A bold claim, but now we're at the halfway point, is there an element of truth? Or are there likely to be some red faces at Gartner in 2 years' time? Adam Oldfield, Force24’s MD investigates…
“When the report first hit, there were an unsurprising number of naysayers. People who argued that the majority of money spent by CIOs is on maintaining legacy systems - legacy systems that companies couldn't survive without - and therefore the shift is impossible. But how right were they?
But hang on… the SaaS market is becoming increasingly buoyant and even the most complex technologies getting easier to onboard, plus cloud software has become the norm. It seems like the legacy systems issue has sort of cleared itself up, leaving CIO’s to ponder the technology needs of their CMO counterparts.
Last year, Accenture Digital released the CMO-CIO Alignment Survey which gave us some pretty clear updates in terms of where the alignment stood and more importantly, not least for Gartner, where it was heading.
The results were interesting.
83% of CIOs recognise the need for alignment between IT and Marketing, compared to just 69% of CMOs. CIOs are embracing the change before CMOs? Who'd have thought it?!
What's more, the majority of survey takers think the marketing IT budget is managed by both parties in a straight 50:50 split.
So there you have it folks, so far, so good. Gartner can breathe a sigh of relief. If things continue in this direction, they're on to a winner.
What does this mean for the next generation of marketers?
But, I couldn’t help but wonder what this would mean for the next generation of marketers?
Afterall, it’s those that we - Force24, want to nurture, work with, train and inspire…
It all depends on how businesses choose to deal with the change. Will they embrace the alliance, focusing now more than ever on a dynamic duo that together can take on the world? Or will they look to amalgamate the roles for one superpower of marketing and technology?
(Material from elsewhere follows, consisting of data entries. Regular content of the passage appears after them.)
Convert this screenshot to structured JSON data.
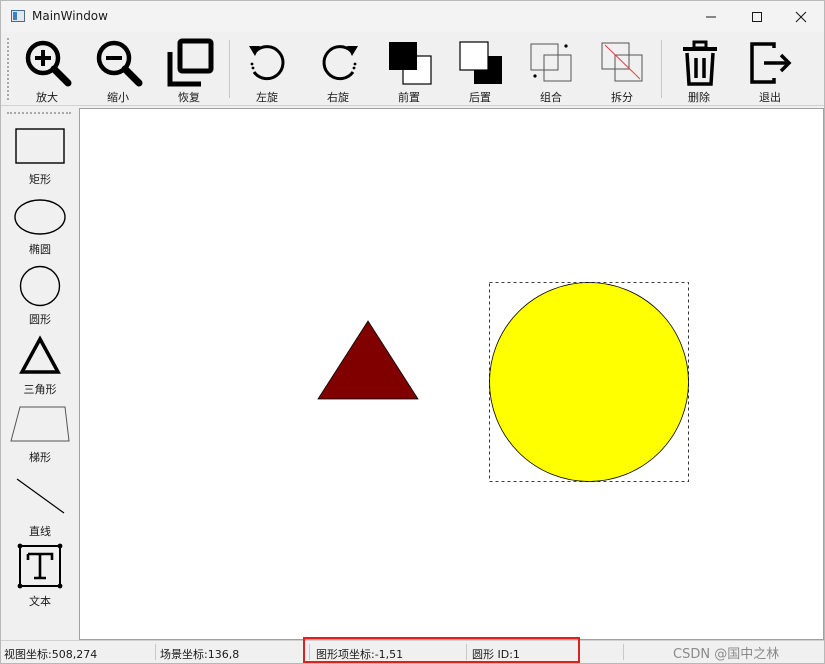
{
  "window": {
    "title": "MainWindow"
  },
  "toolbar": {
    "items": [
      {
        "label": "放大"
      },
      {
        "label": "缩小"
      },
      {
        "label": "恢复"
      },
      {
        "label": "左旋"
      },
      {
        "label": "右旋"
      },
      {
        "label": "前置"
      },
      {
        "label": "后置"
      },
      {
        "label": "组合"
      },
      {
        "label": "拆分"
      },
      {
        "label": "删除"
      },
      {
        "label": "退出"
      }
    ]
  },
  "sidebar": {
    "items": [
      {
        "label": "矩形"
      },
      {
        "label": "椭圆"
      },
      {
        "label": "圆形"
      },
      {
        "label": "三角形"
      },
      {
        "label": "梯形"
      },
      {
        "label": "直线"
      },
      {
        "label": "文本"
      }
    ]
  },
  "canvas": {
    "shapes": [
      {
        "type": "triangle",
        "fill": "#800000"
      },
      {
        "type": "circle",
        "fill": "#ffff00",
        "selected": true
      }
    ]
  },
  "status": {
    "view_coord": "视图坐标:508,274",
    "scene_coord": "场景坐标:136,8",
    "item_coord": "图形项坐标:-1,51",
    "item_info": "圆形 ID:1",
    "highlight_color": "#e02020"
  },
  "watermark": "CSDN @国中之林"
}
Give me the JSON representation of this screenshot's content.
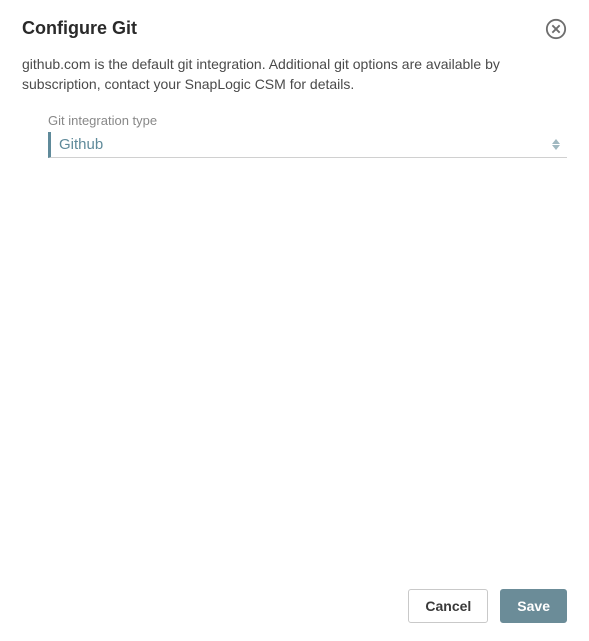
{
  "dialog": {
    "title": "Configure Git",
    "description": "github.com is the default git integration. Additional git options are available by subscription, contact your SnapLogic CSM for details."
  },
  "form": {
    "integration_type_label": "Git integration type",
    "integration_type_value": "Github"
  },
  "footer": {
    "cancel_label": "Cancel",
    "save_label": "Save"
  }
}
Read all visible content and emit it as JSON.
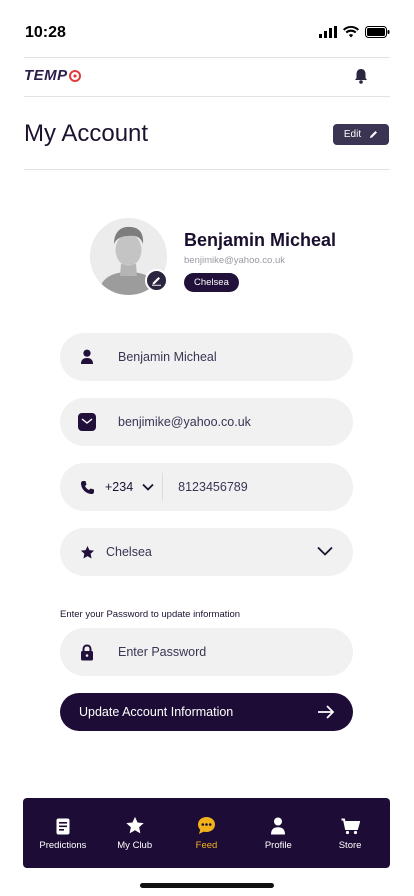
{
  "status_bar": {
    "time": "10:28"
  },
  "header": {
    "logo_text": "TEMP"
  },
  "page": {
    "title": "My Account",
    "edit_label": "Edit"
  },
  "profile": {
    "name": "Benjamin Micheal",
    "email": "benjimike@yahoo.co.uk",
    "club": "Chelsea"
  },
  "form": {
    "name_value": "Benjamin Micheal",
    "email_value": "benjimike@yahoo.co.uk",
    "phone_code": "+234",
    "phone_number": "8123456789",
    "club_value": "Chelsea",
    "password_hint": "Enter your Password to update information",
    "password_placeholder": "Enter Password",
    "submit_label": "Update Account Information"
  },
  "nav": {
    "items": [
      {
        "label": "Predictions",
        "icon": "predictions-icon"
      },
      {
        "label": "My Club",
        "icon": "star-icon"
      },
      {
        "label": "Feed",
        "icon": "chat-bubble-icon"
      },
      {
        "label": "Profile",
        "icon": "person-icon"
      },
      {
        "label": "Store",
        "icon": "cart-icon"
      }
    ],
    "active_index": 2
  },
  "colors": {
    "primary_dark": "#1d0c36",
    "accent_active": "#f2b21a",
    "field_bg": "#f1f1f2",
    "logo_red": "#e23b3b"
  }
}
A quick look on Google Adwords shows that the number of searches on compound job roles such as CRM Specialist, Marketing Automation Manager, CRM Marketing Manager and Marketing Technology Manager are on the rise.
Searches are 32% higher in 2015 than they were in the same period of 2013.
And this is only going in one direction. According to Gartner, marketing already influences almost half of all purchases.
There is something bigger at play here; marketing is becoming the driving force behind a business.
And if you think about it, it shouldn’t be any surprise. Marketeers are being taught from day one that everything that touches the customer is marketing. In fact, the CIM definition clarifies this, “Marketing is the management process responsible for identifying, anticipating and satisfying customer requirements profitably”.
Crucially this doesn’t just mean offers, promotions, advertisements and brand. It means the pivotal features of a business; product, service, public perception, market research and yes, even financial profitability.
In one interview, Jim Melvin, CMO of SevOne and interestingly ex-CEO of AppNeta commented, “CMOs today are really in the driver’s seat in terms of focusing the organization on expanding the value of the enterprise… That leaves the CMO and other executive leaders to create sales-enhancing value for the company. That’s my favorite part of the job and why I chose to take this position—the potential impact I can have. Great CMO roles enable you to drive business performance and, in my opinion, there is no more exciting or dynamic role in the company.”
Could it be the case, that CMOs are not just going to spend more than their technology counterparts, but that their influence will be felt across the organisation, perhaps even creating a handful of organisations in the next 5 years who position their CMO above their CEO… or don’t require a CEO at all…?
It’s definitely one to watch but don’t worry, I’ll be sure to update you if and when anything changes.”